Hike along a portion of the Pacific Crest Trail to find a warm creek, a hot lake, and a steaming vent in a lesser-traveled corner of Lassen.

Hiking Moderate

9.1 km
325 m
326 m
2-3 hrs
Low Point
1.7 km
High Point
1.9 km
Boiling Springs Lake and Terminal Geyser Map

This hike combines three distinct hydrothermal features in the Warner Valley area of Lassen, with a separate entrance from the rest of the national park, and therefore less busy. Hot Springs Creek, Boiling Springs Lake, and Terminal Geyser are each different kinds of hot-water sources boiling up from the ground.


The hike starts from Warner Valley trailhead on the Pacific Crest Trail, among grassy meadows alongside Hot Springs Creek. This stream flows as a mix of hot and cold water from many natural springs in the valley.
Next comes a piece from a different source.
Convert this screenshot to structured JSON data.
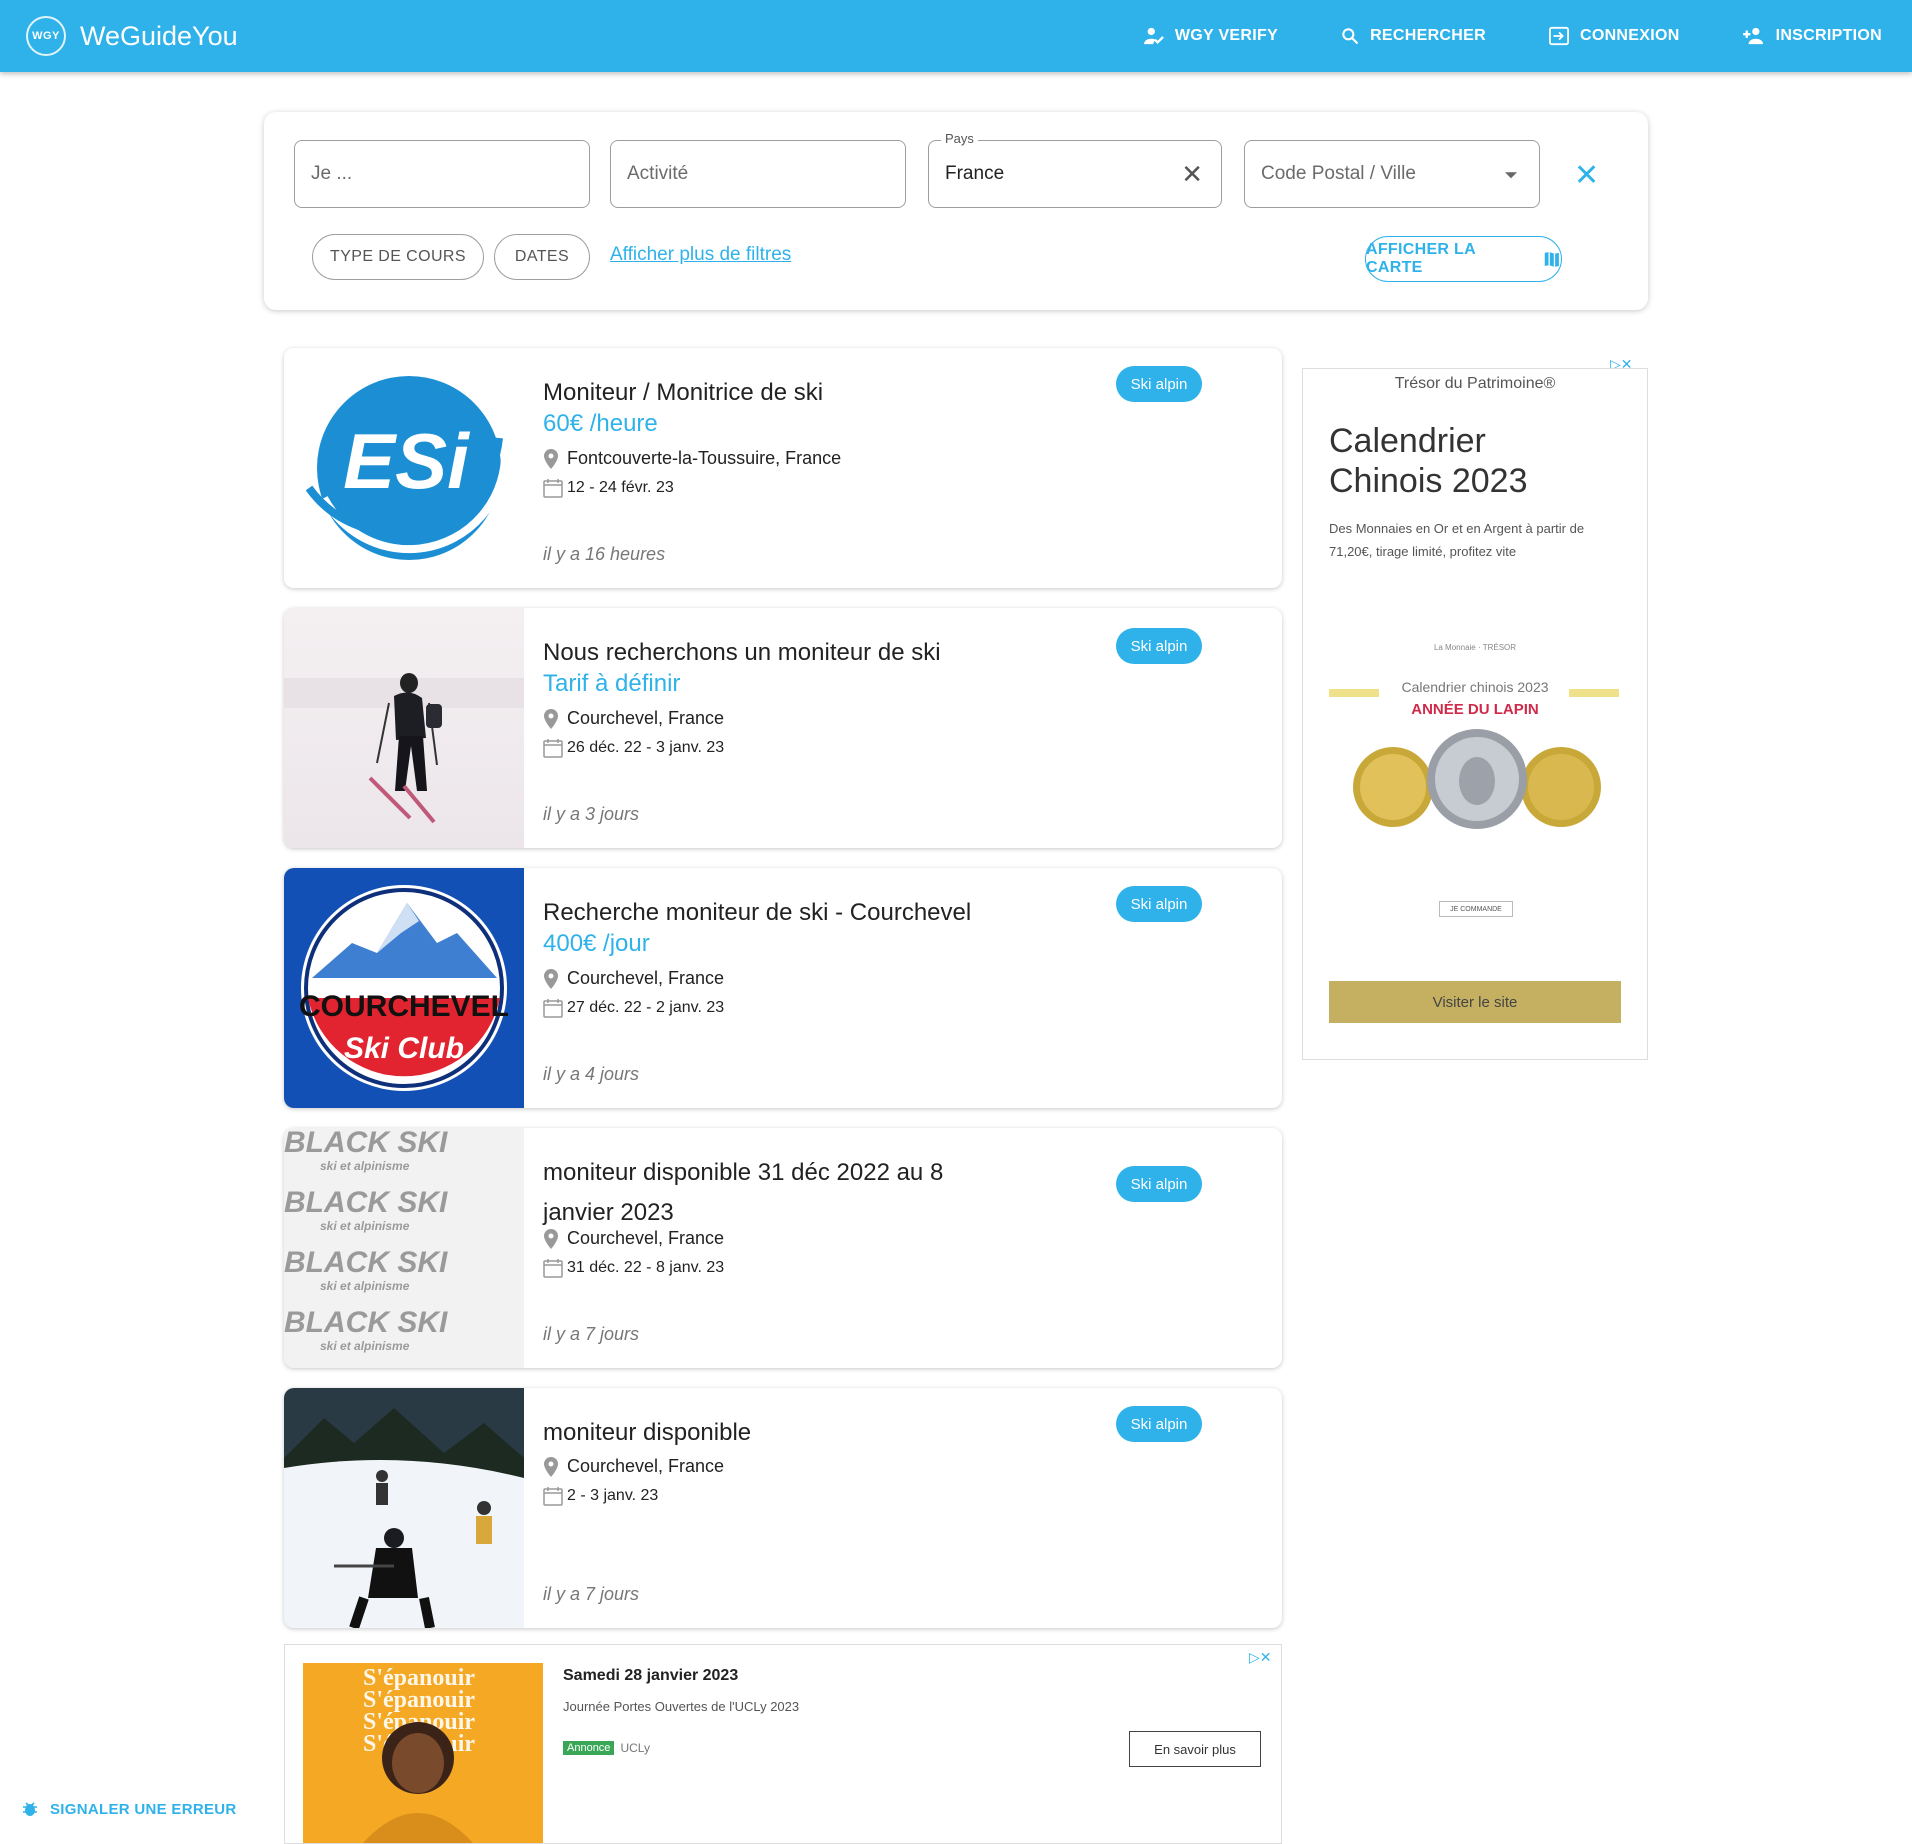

It’s very acidic and not for drinking or soaking, however. Just enjoy the view, continuing along the trail and boardwalks, passing within sight of Drakesbad Guest Ranch, and ascending a wooded hillside.

Soon comes Boiling Springs Lake. The PCT grants an elevated view over it, but slightly bypasses the lake itself. You can get closer with a short detour. Beneath this silt-colored pond are many vents which constantly bubble up, and the surface often steams with their heat. Around the water’s edge are more hydrothermal features, including warm seeps and mud pots.

From Boiling Springs Lake, two variations of the PCT continue southward. The standard route goes up and over a broad ridge, while another stays at lower elevation on the side of the ridge. Views are better on the upper path, among scattered woodland with clearings of manzanita and wildflowers. You may want to take the lower, more thickly forested path on the return journey (as mapped here) to save some elevation gain. That way, you’ll also get different views of Boiling Springs Lake on the way back.

After the two variations rejoin on the other side of the ridge, a spur trail drops steeply away from the PCT to reach Terminal Geyser. The name is a misnomer, however, as this feature is actually what’s called a fumarole. The distinction is that a geyser periodically erupts with steam and liquid water, while a fumarole just constantly emits steam. So while you won’t see an eruption, you will see a billowing cloud and smell its sulphuric odors. From there, turn around and retrace the PCT, or take the lower variation to return to Boiling Springs Lake and then the trailhead.

Sources: http://www.lassenhiking.org/Hike-Pages/Terminal-Geyser/Terminal-Geyser.htm https://liveandlethike.com/2020/07/03/terminal-geyser-little-willow-lake-boiling-springs-lake-lassen-volcanic-national-park-ca/



Hiking along trails with some uneven terrain and small hills. Small rocks and roots may be present.

Medium Exposure

2 out of 4

The trail contains some obstacles such as outcroppings and rock which could cause injury.


2 out of 4

Away from help but easily accessed.

Best time to visit

between May and October


  • Wildlife
  • Picturesque
  • Wild flowers
  • Water features
  • Family friendly
  • Forestry or heavy vegetation

Similar routes nearby

Guidebooks in this area